MEYNARDO L. BELTRAN , petitioner, vs. PEOPLE OF THE PHILIPPINES, and HON. JUDGE FLORENTINO TUAZON, JR., being the Judge of the RTC, Branch 139, Makati City, respondents. G.R. No. 137567. June 20, 2000 FACTS: Meynardo Beltran and wife Charmaine E. Felix were married on June 16, 1973. After twenty-four years of marriage and four children, Beltran filed a petition for nullity of marriage on the ground of psychological incapacity under Article 36 of the Family Code before Branch 87 of the Regional Trial Court of Quezon City. In her Answer to the said petition, petitioner's wife Charmaine Felix alleged that it was petitioner who abandoned the conjugal home and lived with a certain woman named Milagros Salting, Charmaine subsequently filed a criminal complaint for concubinage against petitioner and his paramour before the City Prosecutor's Office of Makati who, in a Resolution dated September 16, 1997, found probable cause and ordered the filing of an Information against them. Petitioner, in order to forestall the issuance of a warrant for his arrest, filed a Motion to Defer Proceedings Including the Issuance of the Warrant of Arrest in the criminal case. Petitioner argued that the pendency of the civil case for declaration of nullity of his marriage posed a prejudicial question to the determination of the criminal case. Judge Alden Vasquez Cervantes denied the foregoing motion. Petitioner's motion for reconsideration of the said Order of denial was likewise denied. ISSUE: Whether or not the pendency of the petition for declaration of nullity of his marriage based on psychological incapacity under Article 36 of the Family Code is a prejudicial question that should merit the suspension of the criminal case for concubinage filed against him by his wife. HELD/RULING: No, the pendency of the case of declaration of nullity of petitioner's marriage is not a prejudicial question to the concubinage case. For a civil case to be considered prejudicial to a criminal action as to cause the suspension of the latter pending the final determination of the civil case, it must appear not only that the said civil case involves the same facts upon which the criminal prosecution would be based, but also that in the resolution of the issue or issues raised in the aforesaid civil action, the guilt or innocence of the accused would necessarily be determined. Article 40 of the Family Code provides: "The absolute nullity of a previous marriage may be invoked for purposes of remarriage on the basis solely of a final judgment declaring such previous marriage void." So that in a case for concubinage, the accused, like the herein petitioner need not present a final judgment declaring his marriage void for he can adduce evidence in the criminal case of the nullity of his marriage other than proof of a final judgment declaring his marriage void. Thus, in the case at bar it must also be held that parties to the marriage should not be permitted to judge for themselves its nullity, for the same must be submitted to judgment of the competent courts and only when the nullity of the marriage is so declared can it be held as void, and so long as there is no such declaration the presumption is that the marriage exists for all intents and

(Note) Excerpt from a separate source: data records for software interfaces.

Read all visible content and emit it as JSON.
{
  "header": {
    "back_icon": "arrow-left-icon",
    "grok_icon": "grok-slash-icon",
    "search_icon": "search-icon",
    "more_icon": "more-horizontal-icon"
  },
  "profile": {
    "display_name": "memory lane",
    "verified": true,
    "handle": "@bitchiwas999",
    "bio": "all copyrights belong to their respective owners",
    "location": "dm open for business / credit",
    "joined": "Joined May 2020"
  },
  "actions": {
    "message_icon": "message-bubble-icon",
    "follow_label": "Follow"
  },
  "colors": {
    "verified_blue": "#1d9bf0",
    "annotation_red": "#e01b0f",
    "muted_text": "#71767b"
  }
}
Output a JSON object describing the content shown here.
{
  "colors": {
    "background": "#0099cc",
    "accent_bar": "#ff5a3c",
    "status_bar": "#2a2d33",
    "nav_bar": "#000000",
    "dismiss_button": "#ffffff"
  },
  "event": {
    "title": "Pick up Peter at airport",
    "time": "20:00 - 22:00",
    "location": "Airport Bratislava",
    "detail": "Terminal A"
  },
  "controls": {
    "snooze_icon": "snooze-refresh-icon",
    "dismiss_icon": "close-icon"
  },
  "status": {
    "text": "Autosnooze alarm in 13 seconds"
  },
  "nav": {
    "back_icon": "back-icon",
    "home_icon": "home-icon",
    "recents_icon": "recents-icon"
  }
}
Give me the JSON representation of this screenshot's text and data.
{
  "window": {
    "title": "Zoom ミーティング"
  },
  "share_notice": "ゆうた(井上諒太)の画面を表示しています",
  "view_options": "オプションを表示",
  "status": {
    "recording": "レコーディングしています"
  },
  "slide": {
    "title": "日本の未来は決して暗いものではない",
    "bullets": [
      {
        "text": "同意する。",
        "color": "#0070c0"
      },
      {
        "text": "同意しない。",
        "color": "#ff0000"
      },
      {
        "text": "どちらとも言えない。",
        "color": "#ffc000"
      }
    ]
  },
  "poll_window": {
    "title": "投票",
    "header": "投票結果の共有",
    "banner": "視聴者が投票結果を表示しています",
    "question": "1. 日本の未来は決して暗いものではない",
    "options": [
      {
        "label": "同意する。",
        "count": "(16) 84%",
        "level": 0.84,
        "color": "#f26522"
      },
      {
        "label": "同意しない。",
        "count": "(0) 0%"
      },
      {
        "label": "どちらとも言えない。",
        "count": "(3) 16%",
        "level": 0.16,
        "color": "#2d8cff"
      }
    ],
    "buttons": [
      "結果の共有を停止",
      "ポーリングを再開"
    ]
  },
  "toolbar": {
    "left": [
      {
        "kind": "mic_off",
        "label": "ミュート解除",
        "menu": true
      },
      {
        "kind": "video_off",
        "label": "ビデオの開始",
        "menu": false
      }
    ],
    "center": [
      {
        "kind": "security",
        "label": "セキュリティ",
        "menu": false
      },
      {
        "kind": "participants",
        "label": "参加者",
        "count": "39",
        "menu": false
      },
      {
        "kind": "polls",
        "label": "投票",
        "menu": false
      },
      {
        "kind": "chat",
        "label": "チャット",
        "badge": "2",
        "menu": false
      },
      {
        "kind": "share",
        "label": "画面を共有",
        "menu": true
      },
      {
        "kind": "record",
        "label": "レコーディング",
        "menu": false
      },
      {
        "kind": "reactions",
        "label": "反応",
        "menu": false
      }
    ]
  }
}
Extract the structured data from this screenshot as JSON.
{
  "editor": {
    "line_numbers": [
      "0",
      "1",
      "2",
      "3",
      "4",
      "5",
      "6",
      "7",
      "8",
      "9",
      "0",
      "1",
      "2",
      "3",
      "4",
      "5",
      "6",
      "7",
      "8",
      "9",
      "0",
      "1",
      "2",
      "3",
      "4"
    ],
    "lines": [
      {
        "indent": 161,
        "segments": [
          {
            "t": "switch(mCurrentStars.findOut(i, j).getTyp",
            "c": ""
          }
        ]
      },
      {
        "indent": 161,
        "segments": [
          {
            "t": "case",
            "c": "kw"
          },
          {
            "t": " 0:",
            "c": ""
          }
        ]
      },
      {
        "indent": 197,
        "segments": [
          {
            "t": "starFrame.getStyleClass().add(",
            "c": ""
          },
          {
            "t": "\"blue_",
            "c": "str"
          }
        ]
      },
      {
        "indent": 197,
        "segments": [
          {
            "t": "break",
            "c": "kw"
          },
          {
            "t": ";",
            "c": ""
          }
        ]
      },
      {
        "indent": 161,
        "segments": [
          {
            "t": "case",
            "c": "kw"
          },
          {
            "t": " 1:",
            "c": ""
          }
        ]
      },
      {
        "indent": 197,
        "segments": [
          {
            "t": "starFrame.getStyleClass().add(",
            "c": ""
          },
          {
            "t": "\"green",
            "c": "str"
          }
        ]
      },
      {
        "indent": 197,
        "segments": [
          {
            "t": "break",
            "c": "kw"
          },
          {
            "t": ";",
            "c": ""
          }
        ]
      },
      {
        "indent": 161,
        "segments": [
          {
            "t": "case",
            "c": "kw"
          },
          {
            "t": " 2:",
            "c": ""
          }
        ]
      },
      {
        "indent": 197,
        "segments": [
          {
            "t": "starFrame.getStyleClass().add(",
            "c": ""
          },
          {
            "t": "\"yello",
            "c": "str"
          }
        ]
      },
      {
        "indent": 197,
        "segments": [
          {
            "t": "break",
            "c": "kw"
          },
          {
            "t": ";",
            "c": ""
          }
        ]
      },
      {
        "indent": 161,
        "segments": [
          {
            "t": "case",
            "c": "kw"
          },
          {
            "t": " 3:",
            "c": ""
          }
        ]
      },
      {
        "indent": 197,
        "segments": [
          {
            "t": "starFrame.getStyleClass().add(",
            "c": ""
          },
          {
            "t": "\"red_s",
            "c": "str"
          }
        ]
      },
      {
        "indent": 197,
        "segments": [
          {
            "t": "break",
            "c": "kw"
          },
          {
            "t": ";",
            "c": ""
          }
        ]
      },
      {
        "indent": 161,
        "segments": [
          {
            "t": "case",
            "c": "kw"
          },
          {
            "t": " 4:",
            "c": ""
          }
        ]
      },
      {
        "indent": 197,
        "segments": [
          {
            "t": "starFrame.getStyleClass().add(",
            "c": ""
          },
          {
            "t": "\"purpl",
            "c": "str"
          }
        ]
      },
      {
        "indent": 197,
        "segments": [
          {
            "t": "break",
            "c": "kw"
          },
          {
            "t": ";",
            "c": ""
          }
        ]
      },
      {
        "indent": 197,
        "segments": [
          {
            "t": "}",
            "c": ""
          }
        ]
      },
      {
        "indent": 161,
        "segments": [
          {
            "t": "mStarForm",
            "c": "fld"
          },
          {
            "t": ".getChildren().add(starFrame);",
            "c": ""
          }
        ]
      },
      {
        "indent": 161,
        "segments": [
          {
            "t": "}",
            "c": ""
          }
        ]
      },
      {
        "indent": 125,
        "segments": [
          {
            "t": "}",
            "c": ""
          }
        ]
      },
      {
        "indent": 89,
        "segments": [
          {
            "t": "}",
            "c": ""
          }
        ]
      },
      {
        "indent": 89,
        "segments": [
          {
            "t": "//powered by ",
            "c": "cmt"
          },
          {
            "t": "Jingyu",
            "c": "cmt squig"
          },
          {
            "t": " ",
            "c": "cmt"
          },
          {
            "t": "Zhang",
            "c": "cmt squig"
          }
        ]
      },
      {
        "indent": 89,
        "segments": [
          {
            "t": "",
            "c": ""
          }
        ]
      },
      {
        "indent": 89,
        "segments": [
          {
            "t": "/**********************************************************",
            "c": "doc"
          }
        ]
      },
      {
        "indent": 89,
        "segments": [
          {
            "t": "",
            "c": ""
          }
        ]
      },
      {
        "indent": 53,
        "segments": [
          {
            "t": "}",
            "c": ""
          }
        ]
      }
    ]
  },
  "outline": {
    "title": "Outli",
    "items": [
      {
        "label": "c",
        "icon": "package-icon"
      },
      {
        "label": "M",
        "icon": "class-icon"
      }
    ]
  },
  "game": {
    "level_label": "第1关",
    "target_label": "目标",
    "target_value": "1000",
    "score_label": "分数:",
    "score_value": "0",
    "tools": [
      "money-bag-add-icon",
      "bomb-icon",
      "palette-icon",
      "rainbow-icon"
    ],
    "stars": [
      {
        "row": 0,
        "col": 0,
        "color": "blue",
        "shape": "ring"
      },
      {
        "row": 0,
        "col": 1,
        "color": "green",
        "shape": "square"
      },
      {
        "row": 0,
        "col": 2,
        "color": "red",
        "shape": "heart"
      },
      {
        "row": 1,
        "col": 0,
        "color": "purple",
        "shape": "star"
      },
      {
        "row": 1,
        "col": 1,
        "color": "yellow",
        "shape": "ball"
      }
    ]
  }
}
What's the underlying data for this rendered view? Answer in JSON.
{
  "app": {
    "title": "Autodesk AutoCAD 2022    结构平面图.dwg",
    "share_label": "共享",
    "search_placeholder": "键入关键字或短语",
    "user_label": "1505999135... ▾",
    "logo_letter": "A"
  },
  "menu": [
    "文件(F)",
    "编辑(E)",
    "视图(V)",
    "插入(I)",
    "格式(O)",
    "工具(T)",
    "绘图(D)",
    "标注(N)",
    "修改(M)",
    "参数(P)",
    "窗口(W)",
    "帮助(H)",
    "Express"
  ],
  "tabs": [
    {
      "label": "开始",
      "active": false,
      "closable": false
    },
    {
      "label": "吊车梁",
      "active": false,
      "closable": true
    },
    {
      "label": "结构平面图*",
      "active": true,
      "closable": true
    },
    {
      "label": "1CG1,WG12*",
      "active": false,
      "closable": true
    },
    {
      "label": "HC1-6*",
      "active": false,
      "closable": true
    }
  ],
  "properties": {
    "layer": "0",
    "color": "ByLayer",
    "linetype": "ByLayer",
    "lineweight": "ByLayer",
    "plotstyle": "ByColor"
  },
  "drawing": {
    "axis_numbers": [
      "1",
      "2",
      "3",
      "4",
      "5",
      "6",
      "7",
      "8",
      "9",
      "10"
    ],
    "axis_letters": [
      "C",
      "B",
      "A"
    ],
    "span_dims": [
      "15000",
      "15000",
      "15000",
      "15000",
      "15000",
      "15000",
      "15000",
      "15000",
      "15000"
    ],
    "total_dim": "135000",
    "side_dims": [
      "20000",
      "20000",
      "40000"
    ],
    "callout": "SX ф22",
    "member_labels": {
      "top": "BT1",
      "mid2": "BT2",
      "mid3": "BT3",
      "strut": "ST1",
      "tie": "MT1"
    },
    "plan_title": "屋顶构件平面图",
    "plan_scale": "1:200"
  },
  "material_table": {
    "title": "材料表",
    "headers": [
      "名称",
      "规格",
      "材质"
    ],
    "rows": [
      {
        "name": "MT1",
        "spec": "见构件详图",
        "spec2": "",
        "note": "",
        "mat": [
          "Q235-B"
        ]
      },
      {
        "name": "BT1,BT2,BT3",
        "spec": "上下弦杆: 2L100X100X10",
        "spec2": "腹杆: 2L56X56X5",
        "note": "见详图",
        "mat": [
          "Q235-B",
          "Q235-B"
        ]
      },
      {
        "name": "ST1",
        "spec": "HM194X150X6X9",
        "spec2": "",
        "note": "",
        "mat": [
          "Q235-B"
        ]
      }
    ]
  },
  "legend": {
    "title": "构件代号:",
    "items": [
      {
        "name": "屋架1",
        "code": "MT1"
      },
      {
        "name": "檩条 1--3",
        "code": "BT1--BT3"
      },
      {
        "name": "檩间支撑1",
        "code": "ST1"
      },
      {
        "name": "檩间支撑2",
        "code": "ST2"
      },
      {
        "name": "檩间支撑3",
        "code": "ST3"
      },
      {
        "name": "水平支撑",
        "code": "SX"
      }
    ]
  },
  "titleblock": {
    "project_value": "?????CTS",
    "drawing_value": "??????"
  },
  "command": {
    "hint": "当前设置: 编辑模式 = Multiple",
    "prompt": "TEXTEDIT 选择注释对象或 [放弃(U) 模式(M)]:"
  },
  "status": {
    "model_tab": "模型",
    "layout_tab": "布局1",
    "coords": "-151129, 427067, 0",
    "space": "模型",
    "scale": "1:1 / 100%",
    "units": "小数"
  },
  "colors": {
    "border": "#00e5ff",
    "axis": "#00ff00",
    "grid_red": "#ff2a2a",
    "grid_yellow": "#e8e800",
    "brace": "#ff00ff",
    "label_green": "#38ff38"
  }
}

purposes. Therefore, he who cohabits with a woman not his wife before the judicial declaration of nullity of the marriage assumes the risk of being prosecuted for concubinage.